Black and Coloured chartered accountants (CAs) are under-represented in Accounting departments at academic institutions in South Africa. It is generally accepted that this is because of the poor remuneration offered in academia and a general shortage of Black and Coloured CAs. This study, which is based on a questionnaire to CAs, assesses their perceptions of a career in academia. It contrasts these perceptions of and requirements for a career in academia with current employment conditions and makes recommendations about increasing the number of Black and Coloured CAs in academia. These recommendations include increased remuneration and better promotion of the benefits of an academic career.
IFRS for SMEs in South Africa : a giant leap for accounting, but too big for smaller entities in generalSource: Meditari : Research Journal of the School of Accounting Sciences 17, pp 99 –116 (2009)More Less
According to generally accepted accounting practice, the objective of financial statements is to provide useful information to the primary user groups of such statements, regardless of the size of the entity. The primary users of the financial statements of SMEs are the owners, South African Revenue Services (SARS) and bankers.
The recognition, measurement and disclosure requirements of full IFRSs do not result in cost-effective and useful information being provided to the users of the financial statements of SMEs (non-listed companies, close corporations and other small entities, irrespective of their legal form), because these users do not need the extensive and complex information provided in general purpose financial statements. Consequently, an accounting standard is required to differentiate between general and limited purpose financial statements.
The International Accounting Standards Board (IASB) issued an exposure draft (ED 222) on IFRS for SMEs in February 2007. These stipulated modifications relating mainly to relaxed disclosure requirements and are more applicable to medium-sized entities. According to a survey among preparers of financial statements in June 2007, these developments may not be adequate for the purposes of smaller entities, irrespective of their legal form. Accordingly, the study recommends that a formal, separate set of simplified differential reporting standards be developed for smaller entities.
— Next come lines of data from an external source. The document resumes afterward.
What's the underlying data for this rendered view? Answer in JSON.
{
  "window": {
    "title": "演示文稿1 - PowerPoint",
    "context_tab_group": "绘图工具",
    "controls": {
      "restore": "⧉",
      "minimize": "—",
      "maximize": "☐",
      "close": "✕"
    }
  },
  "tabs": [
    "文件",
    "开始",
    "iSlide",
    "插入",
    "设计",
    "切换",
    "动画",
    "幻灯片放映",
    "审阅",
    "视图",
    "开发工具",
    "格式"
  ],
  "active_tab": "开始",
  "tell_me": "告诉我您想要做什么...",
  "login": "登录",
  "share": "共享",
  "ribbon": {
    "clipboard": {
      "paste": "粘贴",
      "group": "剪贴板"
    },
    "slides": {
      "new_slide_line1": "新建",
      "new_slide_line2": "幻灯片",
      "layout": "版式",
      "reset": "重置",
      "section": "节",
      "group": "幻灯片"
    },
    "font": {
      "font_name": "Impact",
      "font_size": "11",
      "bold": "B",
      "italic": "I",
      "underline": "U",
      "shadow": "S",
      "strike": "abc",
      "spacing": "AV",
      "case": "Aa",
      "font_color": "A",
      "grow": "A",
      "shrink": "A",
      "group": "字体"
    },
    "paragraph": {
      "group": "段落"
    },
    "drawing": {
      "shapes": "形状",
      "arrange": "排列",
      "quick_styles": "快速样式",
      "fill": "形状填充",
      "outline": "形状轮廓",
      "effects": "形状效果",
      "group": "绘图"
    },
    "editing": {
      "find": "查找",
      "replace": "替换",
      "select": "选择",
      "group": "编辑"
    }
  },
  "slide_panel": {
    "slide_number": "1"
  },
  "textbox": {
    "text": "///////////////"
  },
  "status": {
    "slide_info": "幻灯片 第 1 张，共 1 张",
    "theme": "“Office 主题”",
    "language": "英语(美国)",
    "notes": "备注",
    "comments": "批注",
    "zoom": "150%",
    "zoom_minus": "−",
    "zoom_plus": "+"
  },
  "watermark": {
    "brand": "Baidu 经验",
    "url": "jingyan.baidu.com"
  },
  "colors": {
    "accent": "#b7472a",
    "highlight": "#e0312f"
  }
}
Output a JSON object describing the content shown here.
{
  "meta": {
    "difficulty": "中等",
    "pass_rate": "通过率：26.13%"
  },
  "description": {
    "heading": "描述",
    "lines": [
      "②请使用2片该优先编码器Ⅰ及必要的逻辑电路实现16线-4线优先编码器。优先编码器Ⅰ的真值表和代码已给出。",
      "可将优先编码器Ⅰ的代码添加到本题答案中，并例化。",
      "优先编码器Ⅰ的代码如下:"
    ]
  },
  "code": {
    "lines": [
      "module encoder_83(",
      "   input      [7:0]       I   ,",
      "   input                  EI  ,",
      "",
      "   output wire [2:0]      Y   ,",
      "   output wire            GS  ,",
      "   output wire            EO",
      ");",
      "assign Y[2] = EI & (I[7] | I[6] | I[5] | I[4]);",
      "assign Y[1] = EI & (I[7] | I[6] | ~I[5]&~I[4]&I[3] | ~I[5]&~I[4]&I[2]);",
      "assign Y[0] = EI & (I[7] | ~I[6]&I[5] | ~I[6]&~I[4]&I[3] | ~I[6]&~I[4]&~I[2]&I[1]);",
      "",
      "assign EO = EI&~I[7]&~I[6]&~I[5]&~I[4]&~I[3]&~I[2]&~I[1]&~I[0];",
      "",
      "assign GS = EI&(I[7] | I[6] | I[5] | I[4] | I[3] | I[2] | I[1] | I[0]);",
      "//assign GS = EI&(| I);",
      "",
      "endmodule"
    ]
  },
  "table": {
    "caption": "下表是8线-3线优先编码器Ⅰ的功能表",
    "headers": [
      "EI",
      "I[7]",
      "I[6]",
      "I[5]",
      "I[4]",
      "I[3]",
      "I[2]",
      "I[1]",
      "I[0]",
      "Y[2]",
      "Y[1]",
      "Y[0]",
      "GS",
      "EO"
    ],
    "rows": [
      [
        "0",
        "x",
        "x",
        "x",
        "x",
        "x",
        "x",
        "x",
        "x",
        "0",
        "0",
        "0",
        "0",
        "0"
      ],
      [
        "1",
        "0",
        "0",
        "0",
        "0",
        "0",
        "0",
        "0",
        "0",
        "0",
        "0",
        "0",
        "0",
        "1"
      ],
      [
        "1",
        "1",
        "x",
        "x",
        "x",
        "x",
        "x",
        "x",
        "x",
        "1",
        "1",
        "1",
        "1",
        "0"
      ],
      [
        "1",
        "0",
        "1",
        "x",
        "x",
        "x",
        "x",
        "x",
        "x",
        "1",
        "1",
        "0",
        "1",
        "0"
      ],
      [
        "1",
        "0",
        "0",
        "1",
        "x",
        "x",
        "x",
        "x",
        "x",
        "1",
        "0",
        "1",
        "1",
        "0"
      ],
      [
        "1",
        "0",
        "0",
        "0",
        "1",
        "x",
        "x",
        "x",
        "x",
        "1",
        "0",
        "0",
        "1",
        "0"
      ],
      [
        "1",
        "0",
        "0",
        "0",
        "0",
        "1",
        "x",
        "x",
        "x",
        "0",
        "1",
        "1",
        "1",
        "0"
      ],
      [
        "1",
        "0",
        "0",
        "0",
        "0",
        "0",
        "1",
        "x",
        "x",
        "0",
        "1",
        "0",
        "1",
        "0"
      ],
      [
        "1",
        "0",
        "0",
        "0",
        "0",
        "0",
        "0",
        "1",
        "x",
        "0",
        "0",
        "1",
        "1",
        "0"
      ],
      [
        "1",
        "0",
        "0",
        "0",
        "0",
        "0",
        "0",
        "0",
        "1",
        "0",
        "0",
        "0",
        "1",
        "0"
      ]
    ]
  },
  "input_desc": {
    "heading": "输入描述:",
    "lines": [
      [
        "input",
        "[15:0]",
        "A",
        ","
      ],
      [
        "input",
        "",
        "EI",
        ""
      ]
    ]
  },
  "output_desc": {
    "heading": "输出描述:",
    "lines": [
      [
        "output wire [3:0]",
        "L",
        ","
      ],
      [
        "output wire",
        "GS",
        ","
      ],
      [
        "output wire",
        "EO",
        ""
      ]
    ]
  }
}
Source: Meditari : Research Journal of the School of Accounting Sciences 17, pp 117 –132 (2009)More Less
Prior accounting education literature documents that stereotypical images abound of the accountant as introverted, systematic, antisocial and boring. Although these stereotypes clash with the skills required of modern professional accountants to be problem solvers who regularly interact with people, the question is whether students wishing to become accountants still have these stereotyped perceptions. The purpose of this article is to investigate the preconceived notions of students in South Africa about accountants and whether these perceptions differ because of gender, home language or ethnical differences. A comparison is also made of the perceptions of school-leavers and final-year students to determine whether these perceptions change during students' formal period of study at universities. This research, which is currently highly relevant, given the shortage of students pursuing careers as accountants, could contribute to the debate surrounding the concerns of the future of the accounting profession and the implications for contemporary accounting education. It was found that students perceive accountants as structured, precise and solitary individuals. However, students considered it to be an interesting profession. Significant differences were found between the perceptions of different ethnic groups. No significant differences were found between the perceptions of male and female students, or between Afrikaans- and English-speaking students.